Presidency of the EU 2008
On 1st January 2008, France, on behalf of Slovenia, took the duties of the local EU Presidency in Hong Kong & Macau. During the 2nd semester of the year, France will assume its duties of the actual EU Presidency.
What is the EU Council Presidency?
The Presidency, i.e. the Presidency of the Council of the European Union, is held by each Member State in turn for a period of six months. During this time, the Presidency is the "face and voice" of the European Union, speaking on behalf of all Member States.

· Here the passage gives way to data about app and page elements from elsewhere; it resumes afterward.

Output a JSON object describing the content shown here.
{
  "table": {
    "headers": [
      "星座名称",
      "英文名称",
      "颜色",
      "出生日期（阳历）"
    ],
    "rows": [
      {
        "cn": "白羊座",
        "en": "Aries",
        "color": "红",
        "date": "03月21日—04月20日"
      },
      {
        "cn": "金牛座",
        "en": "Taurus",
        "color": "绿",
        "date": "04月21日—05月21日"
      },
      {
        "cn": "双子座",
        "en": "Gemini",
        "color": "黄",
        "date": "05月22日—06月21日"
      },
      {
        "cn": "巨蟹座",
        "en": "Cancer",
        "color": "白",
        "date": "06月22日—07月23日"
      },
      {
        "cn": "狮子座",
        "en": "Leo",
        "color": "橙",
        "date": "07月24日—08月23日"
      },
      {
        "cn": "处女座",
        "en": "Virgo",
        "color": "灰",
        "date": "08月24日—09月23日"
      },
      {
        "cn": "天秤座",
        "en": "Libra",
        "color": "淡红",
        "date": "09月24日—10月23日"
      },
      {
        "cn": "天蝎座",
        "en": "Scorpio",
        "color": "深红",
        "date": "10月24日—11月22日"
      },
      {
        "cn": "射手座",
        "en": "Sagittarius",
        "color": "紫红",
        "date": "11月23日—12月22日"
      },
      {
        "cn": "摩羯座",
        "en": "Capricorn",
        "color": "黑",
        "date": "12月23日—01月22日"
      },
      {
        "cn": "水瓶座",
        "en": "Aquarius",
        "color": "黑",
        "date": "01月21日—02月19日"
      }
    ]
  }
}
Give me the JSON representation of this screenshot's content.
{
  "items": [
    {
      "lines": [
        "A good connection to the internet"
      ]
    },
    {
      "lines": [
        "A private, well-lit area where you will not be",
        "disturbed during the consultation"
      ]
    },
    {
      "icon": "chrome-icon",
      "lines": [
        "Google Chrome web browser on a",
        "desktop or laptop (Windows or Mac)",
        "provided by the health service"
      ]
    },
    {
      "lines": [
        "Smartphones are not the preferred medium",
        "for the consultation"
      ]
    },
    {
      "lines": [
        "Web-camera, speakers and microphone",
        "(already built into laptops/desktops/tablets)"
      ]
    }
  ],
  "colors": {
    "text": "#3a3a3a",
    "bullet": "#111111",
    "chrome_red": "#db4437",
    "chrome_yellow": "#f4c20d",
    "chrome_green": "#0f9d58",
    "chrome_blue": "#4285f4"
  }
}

During the first six months of 2008, Slovenia will chair all meetings of Heads of State or Government and all Council meetings. According to the division of duties among the ministers of the Presidency country, the Prime Minister chairs the European Council meetings, whilst other ministers chair the Council formations that correspond with their ministry’s policy areas. These meetings vary in frequency depending on the policy area. Foreign Ministers and Finance Ministers generally meet every month, while other Councils may only meet once or twice during the term of the six-month Presidency.
What are the duties of the EU Presidency?
It is the Presidency’s responsibility to prepare the Council’s work as efficiently as possible and to deliver progress by drawing up compromise proposals and brokering agreements between Member States. It signs approved legal acts and carries the political responsibility for all adopted decisions. It is therefore important that it acts as a neutral mediator in representing European interests and avoids promoting national priorities as far as possible.
The Local EU Presidency in Hong Kong & Macau
The Presidency may also be assisted by the Member State next in line to take over the Presidency, the so-called "Incoming Presidency". That’s why France took the duties of the local EU Presidency in Hong Kong & Macau, on behalf of Slovenia, for the first semester.
For more information about the European Commission annual Report on Hong Kong for 2007,click here
For more information about the first semester priorities under the Slovenian Presidency, you may visit the following website:
Duties of the local EU Presidency
The Commission’s policy towards the Hong Kong Special Administrative Region (SAR) was first set out in a 1997 Communication, issued in the context of Hong Kong’s handover to Chinese sovereignty the same year. It underlined the importance of smooth implementation of the ‘one country, two systems’ principle and set out ways in which the EU could contribute to Hong Kong’s political and economic development. The Commission has since issued several statements on developments in the Hong Kong SAR: